● **What you should do**:
Would you reproduce the whole listing exactly, dropping any pictures it holds?

● **Supplied entries**:
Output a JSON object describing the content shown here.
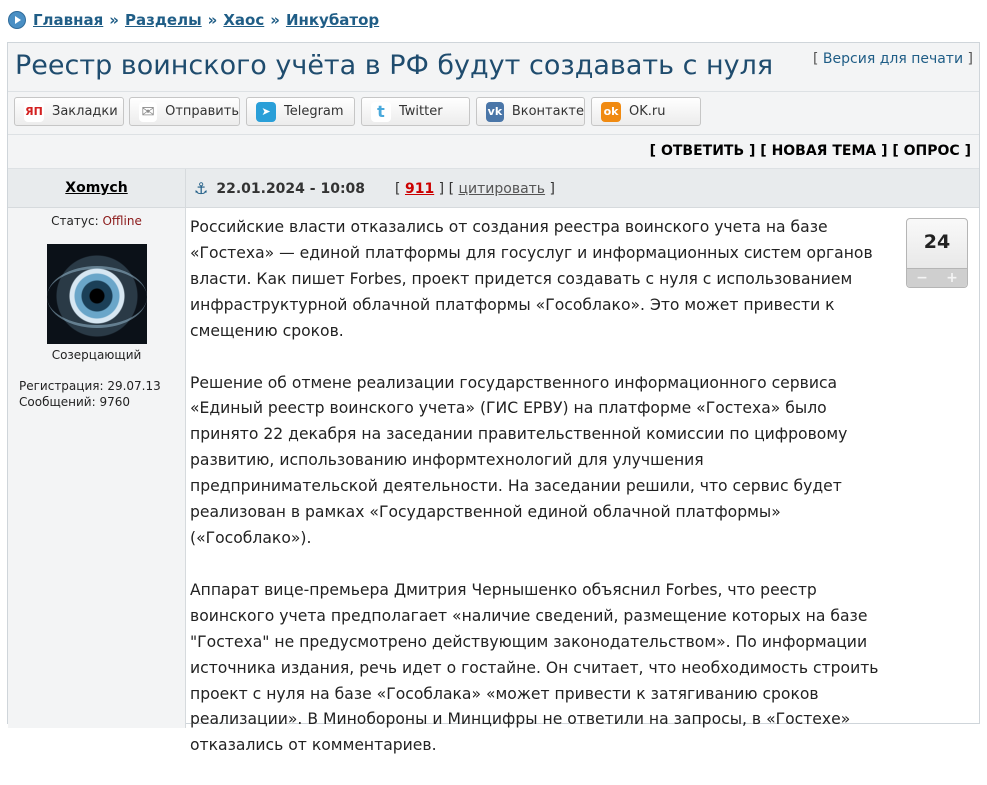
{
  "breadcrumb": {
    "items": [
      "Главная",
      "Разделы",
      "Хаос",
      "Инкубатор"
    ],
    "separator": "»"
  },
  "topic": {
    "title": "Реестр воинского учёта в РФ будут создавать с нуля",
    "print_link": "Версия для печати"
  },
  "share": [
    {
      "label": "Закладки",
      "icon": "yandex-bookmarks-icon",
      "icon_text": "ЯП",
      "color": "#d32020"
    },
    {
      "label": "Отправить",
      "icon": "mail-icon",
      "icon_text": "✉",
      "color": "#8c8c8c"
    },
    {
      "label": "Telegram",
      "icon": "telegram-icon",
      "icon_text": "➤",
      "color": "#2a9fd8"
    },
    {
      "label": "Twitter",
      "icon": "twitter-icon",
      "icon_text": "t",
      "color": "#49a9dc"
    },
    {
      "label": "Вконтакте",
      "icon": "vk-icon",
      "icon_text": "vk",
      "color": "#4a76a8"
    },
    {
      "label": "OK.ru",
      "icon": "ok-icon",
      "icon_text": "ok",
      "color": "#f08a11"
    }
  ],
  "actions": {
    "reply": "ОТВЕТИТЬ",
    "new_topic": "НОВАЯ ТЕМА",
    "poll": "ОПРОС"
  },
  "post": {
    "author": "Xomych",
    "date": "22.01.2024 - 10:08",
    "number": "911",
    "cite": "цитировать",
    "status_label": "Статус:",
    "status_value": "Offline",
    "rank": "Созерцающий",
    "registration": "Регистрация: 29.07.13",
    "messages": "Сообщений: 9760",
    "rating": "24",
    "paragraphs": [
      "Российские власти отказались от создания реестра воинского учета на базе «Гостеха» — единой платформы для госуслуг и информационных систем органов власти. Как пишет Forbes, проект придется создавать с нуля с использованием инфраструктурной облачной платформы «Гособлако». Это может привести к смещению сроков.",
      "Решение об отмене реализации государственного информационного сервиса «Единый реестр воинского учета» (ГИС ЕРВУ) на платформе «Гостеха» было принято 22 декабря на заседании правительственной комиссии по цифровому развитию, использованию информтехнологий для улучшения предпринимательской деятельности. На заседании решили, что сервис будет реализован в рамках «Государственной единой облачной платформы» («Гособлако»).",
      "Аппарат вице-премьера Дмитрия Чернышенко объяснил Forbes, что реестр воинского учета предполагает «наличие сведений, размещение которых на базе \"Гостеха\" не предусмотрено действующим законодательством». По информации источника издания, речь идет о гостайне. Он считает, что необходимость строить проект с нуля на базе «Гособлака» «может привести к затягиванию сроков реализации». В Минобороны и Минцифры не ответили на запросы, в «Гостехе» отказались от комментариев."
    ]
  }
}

● **Answer space**:
Output a JSON object describing the content shown here.
{
  "breadcrumb": {
    "items": [
      "Главная",
      "Разделы",
      "Хаос",
      "Инкубатор"
    ],
    "separator": "»"
  },
  "topic": {
    "title": "Реестр воинского учёта в РФ будут создавать с нуля",
    "print_link": "Версия для печати"
  },
  "share": [
    {
      "label": "Закладки",
      "icon": "yandex-bookmarks-icon",
      "icon_text": "ЯП",
      "color": "#d32020"
    },
    {
      "label": "Отправить",
      "icon": "mail-icon",
      "icon_text": "✉",
      "color": "#8c8c8c"
    },
    {
      "label": "Telegram",
      "icon": "telegram-icon",
      "icon_text": "➤",
      "color": "#2a9fd8"
    },
    {
      "label": "Twitter",
      "icon": "twitter-icon",
      "icon_text": "t",
      "color": "#49a9dc"
    },
    {
      "label": "Вконтакте",
      "icon": "vk-icon",
      "icon_text": "vk",
      "color": "#4a76a8"
    },
    {
      "label": "OK.ru",
      "icon": "ok-icon",
      "icon_text": "ok",
      "color": "#f08a11"
    }
  ],
  "actions": {
    "reply": "ОТВЕТИТЬ",
    "new_topic": "НОВАЯ ТЕМА",
    "poll": "ОПРОС"
  },
  "post": {
    "author": "Xomych",
    "date": "22.01.2024 - 10:08",
    "number": "911",
    "cite": "цитировать",
    "status_label": "Статус:",
    "status_value": "Offline",
    "rank": "Созерцающий",
    "registration": "Регистрация: 29.07.13",
    "messages": "Сообщений: 9760",
    "rating": "24",
    "paragraphs": [
      "Российские власти отказались от создания реестра воинского учета на базе «Гостеха» — единой платформы для госуслуг и информационных систем органов власти. Как пишет Forbes, проект придется создавать с нуля с использованием инфраструктурной облачной платформы «Гособлако». Это может привести к смещению сроков.",
      "Решение об отмене реализации государственного информационного сервиса «Единый реестр воинского учета» (ГИС ЕРВУ) на платформе «Гостеха» было принято 22 декабря на заседании правительственной комиссии по цифровому развитию, использованию информтехнологий для улучшения предпринимательской деятельности. На заседании решили, что сервис будет реализован в рамках «Государственной единой облачной платформы» («Гособлако»).",
      "Аппарат вице-премьера Дмитрия Чернышенко объяснил Forbes, что реестр воинского учета предполагает «наличие сведений, размещение которых на базе \"Гостеха\" не предусмотрено действующим законодательством». По информации источника издания, речь идет о гостайне. Он считает, что необходимость строить проект с нуля на базе «Гособлака» «может привести к затягиванию сроков реализации». В Минобороны и Минцифры не ответили на запросы, в «Гостехе» отказались от комментариев."
    ]
  }
}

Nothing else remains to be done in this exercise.